Folate – The Vitamin B12 Partner
Folate is also known as folic acid and vitamin B9. The vitamin has three components, pteridine, para-aminobenzoic acid (PABA) and a molecule of glutamic acid (glutamate). Vitamin B9 works closely with Vitamin B12, so a deficiency of one results in the same red blood cells abnormalities. The folic acid form of the vitamin is the most stable form and is the one used as a supplement and in the fortification of food products.
This is a crucial vitamin required in pregnancy due to its role in DNA synthesis and cell division, amino acid metabolism and the maturation of red blood cells and other cells, this vitamin is essential for the healthy development of the embryo, and providing supplementation in early pregnancy if necessary greatly reduces the risks of birth defects in the form of neural tube defects that result in spina bifida.
The vitamin is acquired in the diet through natural sources, fortified foods, and supplementation. The recommended dietary allowance (RDA) for men and women aged 19 and older is 400 micrograms/day of dietary folate equivalents or DFE, for pregnant and lactating women the RDA increases to 600 micrograms/day DFE, and for breast feeding women 500 micrograms/day DFE.
The recommendation for women in childbearing years is to take 400 micrograms/day of the vitamin from synthetic sources such as fortified foods or supplements and eat foods containing the vitamin as a preventative course to prevent neural tube defects that lead to spina bifida.
Sources of the vitamin are fortified breakfast cereals, fortification of enriched flour and grains.

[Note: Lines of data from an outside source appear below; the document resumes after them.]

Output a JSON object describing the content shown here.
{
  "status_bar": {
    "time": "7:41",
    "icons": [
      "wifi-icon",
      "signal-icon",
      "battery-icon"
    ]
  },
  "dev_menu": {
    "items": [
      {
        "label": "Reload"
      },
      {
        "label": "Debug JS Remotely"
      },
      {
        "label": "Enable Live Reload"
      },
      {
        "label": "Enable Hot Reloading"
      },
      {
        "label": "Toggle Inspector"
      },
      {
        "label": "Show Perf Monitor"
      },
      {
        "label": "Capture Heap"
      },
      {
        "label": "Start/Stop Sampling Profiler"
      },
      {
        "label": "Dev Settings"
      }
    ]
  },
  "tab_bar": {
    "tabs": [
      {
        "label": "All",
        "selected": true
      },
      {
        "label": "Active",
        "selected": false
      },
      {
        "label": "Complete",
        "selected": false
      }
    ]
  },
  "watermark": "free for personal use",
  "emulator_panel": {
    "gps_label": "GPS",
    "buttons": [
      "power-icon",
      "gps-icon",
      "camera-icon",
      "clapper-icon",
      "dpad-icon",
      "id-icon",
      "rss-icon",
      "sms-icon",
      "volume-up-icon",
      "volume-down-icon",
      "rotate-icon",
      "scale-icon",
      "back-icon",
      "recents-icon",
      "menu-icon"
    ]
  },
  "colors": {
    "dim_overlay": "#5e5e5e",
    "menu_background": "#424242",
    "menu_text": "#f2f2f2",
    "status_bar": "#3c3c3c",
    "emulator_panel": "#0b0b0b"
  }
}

Natural sources of the vitamin are dark green leafy vegetables, asparagus, broccoli, orange juice, wheat germ, sunflower seeds, legumes and liver.
Since the vitamin is extremely vulnerable to oxygen, ultraviolet light and heat, cooking and food processing techniques can destroy as much as 90% of the foods source of the vitamin; therefore it is recommended that vegetables rich in folate be either eaten raw or cooked by methods such as steaming, stir-frying or microwaving using a minimum amount of water and cooking the vegetables quickly to retain the vitamin in the food.
Food Sources Of Folate
When a person is in good health the vitamin can be stored for between two to four months without having to take in more of the vitamin.
Deficiency of this vitamin is considered by far to be the most prevalent of all vitamin deficiencies. The deficiency has been associated with those that have poor nutrition such as the elderly or those that are alcoholics.
Others experience deficiency due to defects in intestinal absorption of the vitamin, certain anemias, and the use of medications that interfere with the absorption of the vitamin or its actions.
The deficiency seems to play a role in the development of anemia, atherosclerosis, neural tube defects, and adverse outcomes in pregnancy, and neuropsychiatric disorders.
Although rare those that are hypersensitive to the vitamin may suffer hives or respiratory distress.
For more information about Folate click on the link to ods.od.nih.gov
For other information on nutrition, and vitamins in particular some great references are:
• Nutrition – Fourth Edition by Paul Insel, Don Ross, Kimberley McMahon, and Melissa Bernstein
Vitamin B Complex
Cooking and Nutrition
Nutrients In Food
Energy From Food
Nutritious Food Choices
Cooking Easy Recipes Home